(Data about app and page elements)

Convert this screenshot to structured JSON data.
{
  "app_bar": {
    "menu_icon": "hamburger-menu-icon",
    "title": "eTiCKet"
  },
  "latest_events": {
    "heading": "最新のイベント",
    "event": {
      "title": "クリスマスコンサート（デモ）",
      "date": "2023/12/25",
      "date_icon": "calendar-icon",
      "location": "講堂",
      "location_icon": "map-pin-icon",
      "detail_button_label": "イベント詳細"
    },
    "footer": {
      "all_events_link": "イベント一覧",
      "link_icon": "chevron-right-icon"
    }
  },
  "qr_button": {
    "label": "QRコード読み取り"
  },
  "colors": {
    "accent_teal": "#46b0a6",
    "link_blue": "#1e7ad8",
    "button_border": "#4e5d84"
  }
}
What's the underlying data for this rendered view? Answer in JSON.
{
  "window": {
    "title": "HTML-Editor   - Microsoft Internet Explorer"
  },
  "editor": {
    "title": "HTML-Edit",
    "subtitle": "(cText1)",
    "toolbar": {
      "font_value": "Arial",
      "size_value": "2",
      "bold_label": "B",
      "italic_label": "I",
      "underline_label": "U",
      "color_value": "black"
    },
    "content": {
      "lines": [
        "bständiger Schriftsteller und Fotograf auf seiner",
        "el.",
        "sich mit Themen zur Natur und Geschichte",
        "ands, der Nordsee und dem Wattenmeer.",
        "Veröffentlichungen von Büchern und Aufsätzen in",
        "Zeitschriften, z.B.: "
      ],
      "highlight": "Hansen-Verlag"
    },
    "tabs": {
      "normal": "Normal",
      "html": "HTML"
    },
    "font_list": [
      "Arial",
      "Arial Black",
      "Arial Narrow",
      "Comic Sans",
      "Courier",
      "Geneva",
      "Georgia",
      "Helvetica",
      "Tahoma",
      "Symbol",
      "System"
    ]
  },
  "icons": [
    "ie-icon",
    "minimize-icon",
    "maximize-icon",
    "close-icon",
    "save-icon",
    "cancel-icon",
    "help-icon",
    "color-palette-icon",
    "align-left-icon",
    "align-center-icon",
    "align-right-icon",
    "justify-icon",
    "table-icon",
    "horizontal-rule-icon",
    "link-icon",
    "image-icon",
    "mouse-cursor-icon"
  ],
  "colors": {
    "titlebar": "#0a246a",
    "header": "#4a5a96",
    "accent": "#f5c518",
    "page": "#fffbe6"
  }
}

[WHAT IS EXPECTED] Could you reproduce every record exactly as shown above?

[ANSWER BOX]
Convert this screenshot to structured JSON data.
{
  "app_bar": {
    "menu_icon": "hamburger-menu-icon",
    "title": "eTiCKet"
  },
  "latest_events": {
    "heading": "最新のイベント",
    "event": {
      "title": "クリスマスコンサート（デモ）",
      "date": "2023/12/25",
      "date_icon": "calendar-icon",
      "location": "講堂",
      "location_icon": "map-pin-icon",
      "detail_button_label": "イベント詳細"
    },
    "footer": {
      "all_events_link": "イベント一覧",
      "link_icon": "chevron-right-icon"
    }
  },
  "qr_button": {
    "label": "QRコード読み取り"
  },
  "colors": {
    "accent_teal": "#46b0a6",
    "link_blue": "#1e7ad8",
    "button_border": "#4e5d84"
  }
}
What's the underlying data for this rendered view? Answer in JSON.
{
  "window": {
    "title": "HTML-Editor   - Microsoft Internet Explorer"
  },
  "editor": {
    "title": "HTML-Edit",
    "subtitle": "(cText1)",
    "toolbar": {
      "font_value": "Arial",
      "size_value": "2",
      "bold_label": "B",
      "italic_label": "I",
      "underline_label": "U",
      "color_value": "black"
    },
    "content": {
      "lines": [
        "bständiger Schriftsteller und Fotograf auf seiner",
        "el.",
        "sich mit Themen zur Natur und Geschichte",
        "ands, der Nordsee und dem Wattenmeer.",
        "Veröffentlichungen von Büchern und Aufsätzen in",
        "Zeitschriften, z.B.: "
      ],
      "highlight": "Hansen-Verlag"
    },
    "tabs": {
      "normal": "Normal",
      "html": "HTML"
    },
    "font_list": [
      "Arial",
      "Arial Black",
      "Arial Narrow",
      "Comic Sans",
      "Courier",
      "Geneva",
      "Georgia",
      "Helvetica",
      "Tahoma",
      "Symbol",
      "System"
    ]
  },
  "icons": [
    "ie-icon",
    "minimize-icon",
    "maximize-icon",
    "close-icon",
    "save-icon",
    "cancel-icon",
    "help-icon",
    "color-palette-icon",
    "align-left-icon",
    "align-center-icon",
    "align-right-icon",
    "justify-icon",
    "table-icon",
    "horizontal-rule-icon",
    "link-icon",
    "image-icon",
    "mouse-cursor-icon"
  ],
  "colors": {
    "titlebar": "#0a246a",
    "header": "#4a5a96",
    "accent": "#f5c518",
    "page": "#fffbe6"
  }
}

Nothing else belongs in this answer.